- SUPPLIED RECORDS -
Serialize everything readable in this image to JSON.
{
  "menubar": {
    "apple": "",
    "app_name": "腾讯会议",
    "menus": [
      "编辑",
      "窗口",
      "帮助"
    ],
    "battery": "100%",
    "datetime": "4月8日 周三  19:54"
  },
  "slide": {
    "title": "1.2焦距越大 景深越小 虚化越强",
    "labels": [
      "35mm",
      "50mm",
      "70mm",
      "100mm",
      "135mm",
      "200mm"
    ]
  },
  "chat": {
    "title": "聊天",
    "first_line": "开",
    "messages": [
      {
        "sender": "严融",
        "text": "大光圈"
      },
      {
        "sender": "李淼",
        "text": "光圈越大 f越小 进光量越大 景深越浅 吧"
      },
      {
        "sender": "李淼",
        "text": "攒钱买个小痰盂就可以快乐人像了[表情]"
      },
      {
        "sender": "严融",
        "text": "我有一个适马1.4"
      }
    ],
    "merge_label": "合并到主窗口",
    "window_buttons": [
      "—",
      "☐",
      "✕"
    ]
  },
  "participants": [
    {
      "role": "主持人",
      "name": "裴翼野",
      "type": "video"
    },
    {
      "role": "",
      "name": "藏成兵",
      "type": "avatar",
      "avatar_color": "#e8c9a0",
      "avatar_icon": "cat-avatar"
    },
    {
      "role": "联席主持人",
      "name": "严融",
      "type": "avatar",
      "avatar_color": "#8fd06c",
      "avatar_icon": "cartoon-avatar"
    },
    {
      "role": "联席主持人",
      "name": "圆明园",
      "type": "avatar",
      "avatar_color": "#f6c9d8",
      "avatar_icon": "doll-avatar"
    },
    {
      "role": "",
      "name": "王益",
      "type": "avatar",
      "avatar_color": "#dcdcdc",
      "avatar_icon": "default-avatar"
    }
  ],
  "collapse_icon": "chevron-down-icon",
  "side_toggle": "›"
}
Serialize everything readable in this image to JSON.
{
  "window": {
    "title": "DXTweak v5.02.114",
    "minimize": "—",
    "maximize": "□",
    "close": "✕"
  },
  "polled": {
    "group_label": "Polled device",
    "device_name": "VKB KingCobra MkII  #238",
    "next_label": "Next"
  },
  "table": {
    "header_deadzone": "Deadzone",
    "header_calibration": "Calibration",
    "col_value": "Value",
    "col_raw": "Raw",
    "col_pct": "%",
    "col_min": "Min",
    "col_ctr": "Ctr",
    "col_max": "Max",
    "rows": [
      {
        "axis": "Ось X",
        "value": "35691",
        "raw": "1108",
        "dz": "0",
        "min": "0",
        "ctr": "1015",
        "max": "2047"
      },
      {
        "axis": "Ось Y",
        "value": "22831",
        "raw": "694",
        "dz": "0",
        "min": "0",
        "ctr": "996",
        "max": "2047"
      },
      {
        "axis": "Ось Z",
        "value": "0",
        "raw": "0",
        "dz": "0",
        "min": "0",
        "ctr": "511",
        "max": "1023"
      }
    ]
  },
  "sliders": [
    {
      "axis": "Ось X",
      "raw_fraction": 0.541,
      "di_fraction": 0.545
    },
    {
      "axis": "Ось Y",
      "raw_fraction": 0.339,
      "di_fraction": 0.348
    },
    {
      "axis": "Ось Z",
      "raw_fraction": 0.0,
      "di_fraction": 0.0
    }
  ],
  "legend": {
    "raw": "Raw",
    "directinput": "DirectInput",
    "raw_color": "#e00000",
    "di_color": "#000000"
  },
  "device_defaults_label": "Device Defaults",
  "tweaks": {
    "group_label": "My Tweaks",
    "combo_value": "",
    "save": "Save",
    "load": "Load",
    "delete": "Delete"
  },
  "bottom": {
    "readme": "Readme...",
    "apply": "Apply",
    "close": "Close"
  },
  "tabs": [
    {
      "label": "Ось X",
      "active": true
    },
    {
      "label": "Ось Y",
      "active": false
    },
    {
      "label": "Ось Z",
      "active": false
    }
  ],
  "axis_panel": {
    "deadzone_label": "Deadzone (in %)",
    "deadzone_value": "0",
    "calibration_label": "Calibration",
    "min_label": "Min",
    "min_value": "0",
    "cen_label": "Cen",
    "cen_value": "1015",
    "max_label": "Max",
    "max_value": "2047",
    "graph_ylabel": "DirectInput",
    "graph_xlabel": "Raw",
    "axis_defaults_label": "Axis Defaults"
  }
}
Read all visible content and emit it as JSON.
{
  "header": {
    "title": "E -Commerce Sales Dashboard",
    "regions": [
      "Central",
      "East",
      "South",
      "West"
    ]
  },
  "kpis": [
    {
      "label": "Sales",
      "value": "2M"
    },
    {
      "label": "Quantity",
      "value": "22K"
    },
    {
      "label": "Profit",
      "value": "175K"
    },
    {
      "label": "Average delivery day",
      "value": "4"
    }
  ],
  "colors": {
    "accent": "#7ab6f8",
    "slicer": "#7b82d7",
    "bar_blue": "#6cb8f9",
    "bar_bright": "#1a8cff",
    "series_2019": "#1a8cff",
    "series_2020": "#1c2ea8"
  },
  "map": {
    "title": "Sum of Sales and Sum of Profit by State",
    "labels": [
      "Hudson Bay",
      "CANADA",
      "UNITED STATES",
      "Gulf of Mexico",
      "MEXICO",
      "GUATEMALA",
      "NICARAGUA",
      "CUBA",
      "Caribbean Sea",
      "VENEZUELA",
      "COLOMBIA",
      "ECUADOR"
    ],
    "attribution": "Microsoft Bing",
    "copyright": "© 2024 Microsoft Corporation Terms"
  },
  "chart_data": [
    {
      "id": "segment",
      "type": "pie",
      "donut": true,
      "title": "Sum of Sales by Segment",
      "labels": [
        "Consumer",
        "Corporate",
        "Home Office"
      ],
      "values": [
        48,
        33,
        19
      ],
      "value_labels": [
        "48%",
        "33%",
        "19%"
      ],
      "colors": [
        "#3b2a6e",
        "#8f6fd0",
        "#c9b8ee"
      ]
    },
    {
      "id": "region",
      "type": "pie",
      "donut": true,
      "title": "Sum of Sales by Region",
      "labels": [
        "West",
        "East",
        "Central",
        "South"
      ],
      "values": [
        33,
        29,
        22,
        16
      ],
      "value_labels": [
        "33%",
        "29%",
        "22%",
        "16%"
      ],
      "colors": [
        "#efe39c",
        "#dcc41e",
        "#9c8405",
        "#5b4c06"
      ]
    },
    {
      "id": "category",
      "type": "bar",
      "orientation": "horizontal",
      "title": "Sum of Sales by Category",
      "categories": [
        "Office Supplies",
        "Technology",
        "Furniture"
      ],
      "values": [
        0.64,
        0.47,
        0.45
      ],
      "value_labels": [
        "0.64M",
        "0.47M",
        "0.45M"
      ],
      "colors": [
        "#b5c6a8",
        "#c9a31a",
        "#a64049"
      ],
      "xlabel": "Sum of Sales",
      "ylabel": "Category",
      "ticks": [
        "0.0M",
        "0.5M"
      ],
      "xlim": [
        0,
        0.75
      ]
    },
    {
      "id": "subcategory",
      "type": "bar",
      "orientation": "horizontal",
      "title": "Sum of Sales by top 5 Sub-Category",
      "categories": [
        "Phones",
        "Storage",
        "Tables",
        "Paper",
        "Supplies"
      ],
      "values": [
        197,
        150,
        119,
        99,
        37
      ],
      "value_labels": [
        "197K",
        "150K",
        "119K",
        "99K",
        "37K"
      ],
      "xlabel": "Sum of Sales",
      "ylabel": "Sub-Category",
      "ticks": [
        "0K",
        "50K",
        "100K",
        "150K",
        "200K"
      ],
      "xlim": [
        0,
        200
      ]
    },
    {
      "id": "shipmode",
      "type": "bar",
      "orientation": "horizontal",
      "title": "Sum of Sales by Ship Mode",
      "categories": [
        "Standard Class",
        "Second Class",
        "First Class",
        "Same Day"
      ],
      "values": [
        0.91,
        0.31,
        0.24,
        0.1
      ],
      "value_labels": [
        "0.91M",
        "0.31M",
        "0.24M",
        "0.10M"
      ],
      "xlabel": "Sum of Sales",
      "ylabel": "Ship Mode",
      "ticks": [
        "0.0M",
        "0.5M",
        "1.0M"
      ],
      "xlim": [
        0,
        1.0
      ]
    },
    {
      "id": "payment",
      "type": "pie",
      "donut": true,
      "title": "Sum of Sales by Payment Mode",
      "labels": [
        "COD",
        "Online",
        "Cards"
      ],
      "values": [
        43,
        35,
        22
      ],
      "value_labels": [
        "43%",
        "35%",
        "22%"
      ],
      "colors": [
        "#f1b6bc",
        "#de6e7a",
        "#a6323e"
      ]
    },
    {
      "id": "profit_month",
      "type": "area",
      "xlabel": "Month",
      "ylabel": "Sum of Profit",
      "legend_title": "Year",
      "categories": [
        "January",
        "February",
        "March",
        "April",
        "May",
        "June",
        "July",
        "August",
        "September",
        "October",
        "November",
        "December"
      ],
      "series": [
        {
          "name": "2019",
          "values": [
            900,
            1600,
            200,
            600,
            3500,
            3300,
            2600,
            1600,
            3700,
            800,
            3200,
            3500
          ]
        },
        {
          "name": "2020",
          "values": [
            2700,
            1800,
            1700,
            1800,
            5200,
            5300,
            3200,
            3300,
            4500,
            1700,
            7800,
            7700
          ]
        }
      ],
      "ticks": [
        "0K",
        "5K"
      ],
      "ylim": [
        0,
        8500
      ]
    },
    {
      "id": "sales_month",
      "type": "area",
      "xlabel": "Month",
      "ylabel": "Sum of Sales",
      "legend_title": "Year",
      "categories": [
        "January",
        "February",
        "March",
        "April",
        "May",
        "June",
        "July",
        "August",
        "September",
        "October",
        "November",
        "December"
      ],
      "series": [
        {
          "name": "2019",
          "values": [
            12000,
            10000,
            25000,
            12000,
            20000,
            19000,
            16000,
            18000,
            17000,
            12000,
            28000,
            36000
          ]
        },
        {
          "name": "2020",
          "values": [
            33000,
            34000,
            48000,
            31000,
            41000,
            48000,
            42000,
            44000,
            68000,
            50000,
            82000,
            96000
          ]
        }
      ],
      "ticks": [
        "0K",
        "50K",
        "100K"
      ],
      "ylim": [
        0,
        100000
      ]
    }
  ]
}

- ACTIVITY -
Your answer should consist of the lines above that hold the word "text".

- ANSWER BOX -
        "text": "大光圈"
        "text": "光圈越大 f越小 进光量越大 景深越浅 吧"
        "text": "攒钱买个小痰盂就可以快乐人像了[表情]"
        "text": "我有一个适马1.4"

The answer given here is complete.